Roth IRAs are generally an available resource because Roth IRA owners have no RBD.
It is important to understand that since the Medicaid program is a joint federal and state program, the Medicaid treatment of retirement accounts will vary state by state. Depending upon the state, a retirement account which is in periodic payment status (i.e., subject to required minimum distributions after age 70½), may be treated as an income stream and not as an asset for purposes of Medicaid eligibility.
For example, if John were in minimum distribution status because he was over age 70½, then the account would qualify as being in payment status. Assuming John’s retirement account totaled $500,000, this amount would not be counted against him for purposes of Medicaid eligibility. For Medicaid budgeting purposes, the minimum distribution amount would be divided by twelve and allocated into the monthly income budget. If John were to receive $24,000 as a minimum distribution, then $2,000 per month would be taken as part of the monthly income budget.
If John was on Medicaid in a nursing home, then this money would be paid to the nursing home, less his personal needs allowance (less than $100). In the event John was married, then a portion of the distribution may be paid to his spouse, if her income was under the monthly minimum maintenance needs allowance.
Roth IRAs – A Medicaid Trap
How Roth IRAs are going to be treated for Medicaid purposes raises an interesting twist. Since Roth IRA owners are not subject to required minimum distributions, it is likely that the local Medicaid agency will treat the Roth IRA as fully available for Medicaid eligibility purposes.

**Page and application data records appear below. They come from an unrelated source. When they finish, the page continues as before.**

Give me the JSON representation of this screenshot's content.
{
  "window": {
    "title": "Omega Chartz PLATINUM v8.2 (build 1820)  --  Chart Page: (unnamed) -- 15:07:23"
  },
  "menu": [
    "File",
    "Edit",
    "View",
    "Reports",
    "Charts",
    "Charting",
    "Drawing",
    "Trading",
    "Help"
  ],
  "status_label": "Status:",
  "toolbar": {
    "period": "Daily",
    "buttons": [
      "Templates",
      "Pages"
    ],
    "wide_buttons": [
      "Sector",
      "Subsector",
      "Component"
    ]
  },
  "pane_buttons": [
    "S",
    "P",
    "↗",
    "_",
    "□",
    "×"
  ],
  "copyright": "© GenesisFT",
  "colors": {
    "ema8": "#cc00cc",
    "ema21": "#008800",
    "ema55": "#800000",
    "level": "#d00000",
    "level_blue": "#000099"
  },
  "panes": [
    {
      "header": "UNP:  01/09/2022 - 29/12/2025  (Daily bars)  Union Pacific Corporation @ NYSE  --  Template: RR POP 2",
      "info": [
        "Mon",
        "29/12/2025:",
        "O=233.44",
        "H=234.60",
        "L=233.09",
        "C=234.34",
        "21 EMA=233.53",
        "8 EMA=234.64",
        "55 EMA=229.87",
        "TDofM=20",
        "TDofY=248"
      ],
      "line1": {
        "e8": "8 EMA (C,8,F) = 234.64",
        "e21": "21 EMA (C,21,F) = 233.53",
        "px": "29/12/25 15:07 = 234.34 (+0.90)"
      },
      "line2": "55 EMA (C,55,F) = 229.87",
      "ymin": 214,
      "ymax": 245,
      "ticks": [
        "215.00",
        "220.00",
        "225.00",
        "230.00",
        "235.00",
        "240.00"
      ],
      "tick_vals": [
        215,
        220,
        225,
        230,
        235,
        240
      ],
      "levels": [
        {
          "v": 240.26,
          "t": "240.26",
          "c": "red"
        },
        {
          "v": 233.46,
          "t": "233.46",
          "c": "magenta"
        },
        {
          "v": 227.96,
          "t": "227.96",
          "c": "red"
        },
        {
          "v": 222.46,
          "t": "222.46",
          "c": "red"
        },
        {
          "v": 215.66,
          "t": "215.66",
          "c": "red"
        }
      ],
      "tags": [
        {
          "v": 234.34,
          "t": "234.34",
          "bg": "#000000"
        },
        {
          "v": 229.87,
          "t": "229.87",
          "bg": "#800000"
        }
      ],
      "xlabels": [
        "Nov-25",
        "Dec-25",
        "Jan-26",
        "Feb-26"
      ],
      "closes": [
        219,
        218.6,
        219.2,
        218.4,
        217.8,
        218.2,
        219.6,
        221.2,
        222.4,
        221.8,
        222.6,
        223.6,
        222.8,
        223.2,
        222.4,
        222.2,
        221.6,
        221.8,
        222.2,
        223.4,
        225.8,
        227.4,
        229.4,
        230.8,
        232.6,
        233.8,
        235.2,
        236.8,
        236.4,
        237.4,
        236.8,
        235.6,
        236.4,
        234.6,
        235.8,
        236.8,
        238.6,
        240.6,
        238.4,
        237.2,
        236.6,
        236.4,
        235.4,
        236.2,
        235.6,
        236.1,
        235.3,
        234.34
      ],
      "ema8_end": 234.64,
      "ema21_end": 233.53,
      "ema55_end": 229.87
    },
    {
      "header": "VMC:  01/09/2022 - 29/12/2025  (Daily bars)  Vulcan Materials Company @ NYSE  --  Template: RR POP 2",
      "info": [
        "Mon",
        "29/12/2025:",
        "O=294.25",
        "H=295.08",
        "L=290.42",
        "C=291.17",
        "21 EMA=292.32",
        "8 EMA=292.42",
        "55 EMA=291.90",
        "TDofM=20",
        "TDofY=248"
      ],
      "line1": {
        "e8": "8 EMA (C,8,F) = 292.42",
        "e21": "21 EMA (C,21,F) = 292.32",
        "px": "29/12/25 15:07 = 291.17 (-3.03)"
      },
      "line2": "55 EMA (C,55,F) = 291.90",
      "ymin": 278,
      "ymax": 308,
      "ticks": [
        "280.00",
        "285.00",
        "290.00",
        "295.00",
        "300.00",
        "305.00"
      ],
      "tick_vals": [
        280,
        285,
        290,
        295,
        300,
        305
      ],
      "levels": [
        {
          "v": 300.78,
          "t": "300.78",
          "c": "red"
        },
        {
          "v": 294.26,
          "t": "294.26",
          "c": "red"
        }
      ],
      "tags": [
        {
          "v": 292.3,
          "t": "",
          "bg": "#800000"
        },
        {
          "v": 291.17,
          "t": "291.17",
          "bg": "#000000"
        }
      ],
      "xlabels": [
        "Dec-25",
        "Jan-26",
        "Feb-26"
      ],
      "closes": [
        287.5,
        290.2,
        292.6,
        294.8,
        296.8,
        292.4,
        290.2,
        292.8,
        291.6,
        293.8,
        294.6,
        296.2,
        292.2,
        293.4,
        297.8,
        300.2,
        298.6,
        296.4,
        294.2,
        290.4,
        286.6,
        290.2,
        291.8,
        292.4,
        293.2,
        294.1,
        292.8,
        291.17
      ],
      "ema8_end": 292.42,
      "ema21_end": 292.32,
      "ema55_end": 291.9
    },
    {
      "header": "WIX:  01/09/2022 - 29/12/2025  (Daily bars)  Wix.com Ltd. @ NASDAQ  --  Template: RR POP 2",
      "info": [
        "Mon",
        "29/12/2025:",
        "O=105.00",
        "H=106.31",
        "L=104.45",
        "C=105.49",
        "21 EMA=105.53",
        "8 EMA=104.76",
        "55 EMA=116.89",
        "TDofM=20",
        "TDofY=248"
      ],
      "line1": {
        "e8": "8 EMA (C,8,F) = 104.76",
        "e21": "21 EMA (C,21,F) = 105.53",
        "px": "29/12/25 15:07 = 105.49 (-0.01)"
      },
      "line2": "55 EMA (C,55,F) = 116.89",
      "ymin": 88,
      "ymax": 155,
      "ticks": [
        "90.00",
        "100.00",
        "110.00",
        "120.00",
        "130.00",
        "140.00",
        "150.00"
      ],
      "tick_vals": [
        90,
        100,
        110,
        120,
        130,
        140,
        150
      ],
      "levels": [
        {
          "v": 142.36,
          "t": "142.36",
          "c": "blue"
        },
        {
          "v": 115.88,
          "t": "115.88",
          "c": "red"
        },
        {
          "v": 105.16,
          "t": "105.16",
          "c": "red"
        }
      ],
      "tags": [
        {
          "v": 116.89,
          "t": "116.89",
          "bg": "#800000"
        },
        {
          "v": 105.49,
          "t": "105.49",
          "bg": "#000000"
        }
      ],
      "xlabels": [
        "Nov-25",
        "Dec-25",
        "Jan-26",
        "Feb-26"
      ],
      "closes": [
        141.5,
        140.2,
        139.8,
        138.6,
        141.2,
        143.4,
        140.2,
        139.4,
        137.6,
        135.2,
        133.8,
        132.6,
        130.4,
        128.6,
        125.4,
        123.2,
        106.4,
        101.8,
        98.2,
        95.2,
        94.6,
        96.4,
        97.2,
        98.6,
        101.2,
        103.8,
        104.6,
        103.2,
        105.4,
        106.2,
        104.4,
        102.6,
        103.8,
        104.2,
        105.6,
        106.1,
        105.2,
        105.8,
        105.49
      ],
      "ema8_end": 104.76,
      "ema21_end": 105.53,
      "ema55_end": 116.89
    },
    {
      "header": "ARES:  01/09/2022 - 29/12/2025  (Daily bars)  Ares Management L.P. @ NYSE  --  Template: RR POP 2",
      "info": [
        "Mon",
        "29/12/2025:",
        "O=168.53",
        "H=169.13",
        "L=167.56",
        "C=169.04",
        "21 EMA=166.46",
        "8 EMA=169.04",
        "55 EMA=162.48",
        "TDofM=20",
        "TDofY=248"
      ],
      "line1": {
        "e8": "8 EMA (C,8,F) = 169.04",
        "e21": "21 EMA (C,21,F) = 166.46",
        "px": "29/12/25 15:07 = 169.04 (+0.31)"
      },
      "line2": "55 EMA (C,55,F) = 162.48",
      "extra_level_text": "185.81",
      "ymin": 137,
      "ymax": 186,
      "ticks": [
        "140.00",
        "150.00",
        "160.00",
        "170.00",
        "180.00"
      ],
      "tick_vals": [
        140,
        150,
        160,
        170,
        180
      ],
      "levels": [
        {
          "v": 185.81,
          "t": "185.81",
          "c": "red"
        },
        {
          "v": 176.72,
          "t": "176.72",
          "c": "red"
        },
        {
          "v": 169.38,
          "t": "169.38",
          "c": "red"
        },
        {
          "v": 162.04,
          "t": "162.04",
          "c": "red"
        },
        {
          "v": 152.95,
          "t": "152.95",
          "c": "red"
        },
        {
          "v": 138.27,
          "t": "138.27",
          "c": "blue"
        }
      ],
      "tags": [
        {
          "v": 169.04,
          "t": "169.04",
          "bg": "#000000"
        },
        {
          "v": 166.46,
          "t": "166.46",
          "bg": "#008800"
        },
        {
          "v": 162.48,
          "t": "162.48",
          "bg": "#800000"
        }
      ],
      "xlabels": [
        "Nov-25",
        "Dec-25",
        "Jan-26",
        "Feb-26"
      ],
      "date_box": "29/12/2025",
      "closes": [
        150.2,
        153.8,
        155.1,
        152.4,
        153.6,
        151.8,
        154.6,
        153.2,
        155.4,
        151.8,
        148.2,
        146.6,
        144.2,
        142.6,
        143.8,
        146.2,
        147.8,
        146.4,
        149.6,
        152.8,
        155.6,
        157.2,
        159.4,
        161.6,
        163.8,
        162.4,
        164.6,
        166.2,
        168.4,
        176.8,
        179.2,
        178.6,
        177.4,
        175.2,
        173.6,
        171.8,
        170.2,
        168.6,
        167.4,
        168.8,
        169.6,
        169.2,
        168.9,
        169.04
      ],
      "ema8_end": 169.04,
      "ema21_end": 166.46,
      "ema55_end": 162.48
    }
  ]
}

This is where estate and income tax planning can fly in the face of Medicaid planning.
Often it is beneficial to convert or contribute to a Roth IRA so that funds in the Roth IRA can accumulate income tax free. Also, Roth IRA owners are never subject to required minimum distributions. They never have to withdraw from their Roth IRA if they don’t want to. But if clients are planning to qualify for Medicaid benefits, the Roth IRA could hurt them because it is counted as an available asset regardless of age. Even if a client is 99 years old, if they have a Roth IRA, the Roth IRA is not considered in pay status because there are no required distributions on the account. For Medicaid purposes, the Roth IRA owner is still treated as if they had not yet reached age 70½ (the required beginning date). The entire asset is included as an available resource for Medicaid purposes.
For Medicaid eligibility then, the traditional IRA provides more protection than the Roth IRA. As with most Medicaid provisions though, you must first check with the local Medicaid agency for its interpretation of these rules.